Dataset rows for apps and sites:
---------------

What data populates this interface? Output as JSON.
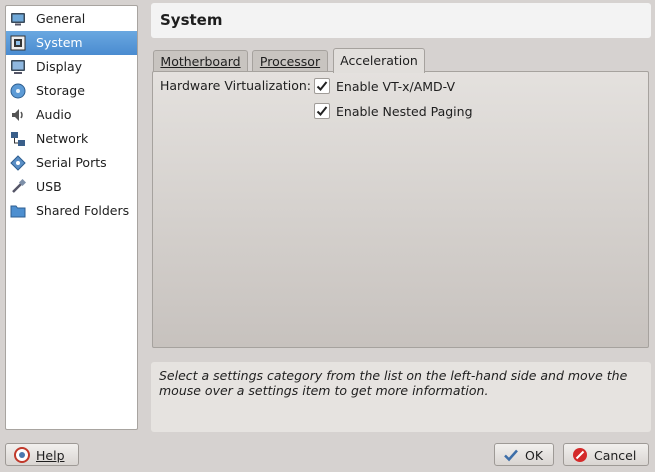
{
  "sidebar": {
    "items": [
      {
        "label": "General",
        "icon": "monitor-icon",
        "selected": false
      },
      {
        "label": "System",
        "icon": "chip-icon",
        "selected": true
      },
      {
        "label": "Display",
        "icon": "display-icon",
        "selected": false
      },
      {
        "label": "Storage",
        "icon": "disk-icon",
        "selected": false
      },
      {
        "label": "Audio",
        "icon": "speaker-icon",
        "selected": false
      },
      {
        "label": "Network",
        "icon": "network-icon",
        "selected": false
      },
      {
        "label": "Serial Ports",
        "icon": "serial-icon",
        "selected": false
      },
      {
        "label": "USB",
        "icon": "usb-icon",
        "selected": false
      },
      {
        "label": "Shared Folders",
        "icon": "folder-icon",
        "selected": false
      }
    ]
  },
  "header": {
    "title": "System"
  },
  "tabs": [
    {
      "label": "Motherboard",
      "active": false
    },
    {
      "label": "Processor",
      "active": false
    },
    {
      "label": "Acceleration",
      "active": true
    }
  ],
  "acceleration": {
    "hw_virt_label": "Hardware Virtualization:",
    "vtx_label": "Enable VT-x/AMD-V",
    "vtx_checked": true,
    "nested_label": "Enable Nested Paging",
    "nested_checked": true
  },
  "info_text": "Select a settings category from the list on the left-hand side and move the mouse over a settings item to get more information.",
  "buttons": {
    "help": "Help",
    "ok": "OK",
    "cancel": "Cancel"
  },
  "colors": {
    "selection": "#4a8bd0",
    "background": "#d6d2d0"
  }
}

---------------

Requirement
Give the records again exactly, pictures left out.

Final answer
What data populates this interface? Output as JSON.
{
  "sidebar": {
    "items": [
      {
        "label": "General",
        "icon": "monitor-icon",
        "selected": false
      },
      {
        "label": "System",
        "icon": "chip-icon",
        "selected": true
      },
      {
        "label": "Display",
        "icon": "display-icon",
        "selected": false
      },
      {
        "label": "Storage",
        "icon": "disk-icon",
        "selected": false
      },
      {
        "label": "Audio",
        "icon": "speaker-icon",
        "selected": false
      },
      {
        "label": "Network",
        "icon": "network-icon",
        "selected": false
      },
      {
        "label": "Serial Ports",
        "icon": "serial-icon",
        "selected": false
      },
      {
        "label": "USB",
        "icon": "usb-icon",
        "selected": false
      },
      {
        "label": "Shared Folders",
        "icon": "folder-icon",
        "selected": false
      }
    ]
  },
  "header": {
    "title": "System"
  },
  "tabs": [
    {
      "label": "Motherboard",
      "active": false
    },
    {
      "label": "Processor",
      "active": false
    },
    {
      "label": "Acceleration",
      "active": true
    }
  ],
  "acceleration": {
    "hw_virt_label": "Hardware Virtualization:",
    "vtx_label": "Enable VT-x/AMD-V",
    "vtx_checked": true,
    "nested_label": "Enable Nested Paging",
    "nested_checked": true
  },
  "info_text": "Select a settings category from the list on the left-hand side and move the mouse over a settings item to get more information.",
  "buttons": {
    "help": "Help",
    "ok": "OK",
    "cancel": "Cancel"
  },
  "colors": {
    "selection": "#4a8bd0",
    "background": "#d6d2d0"
  }
}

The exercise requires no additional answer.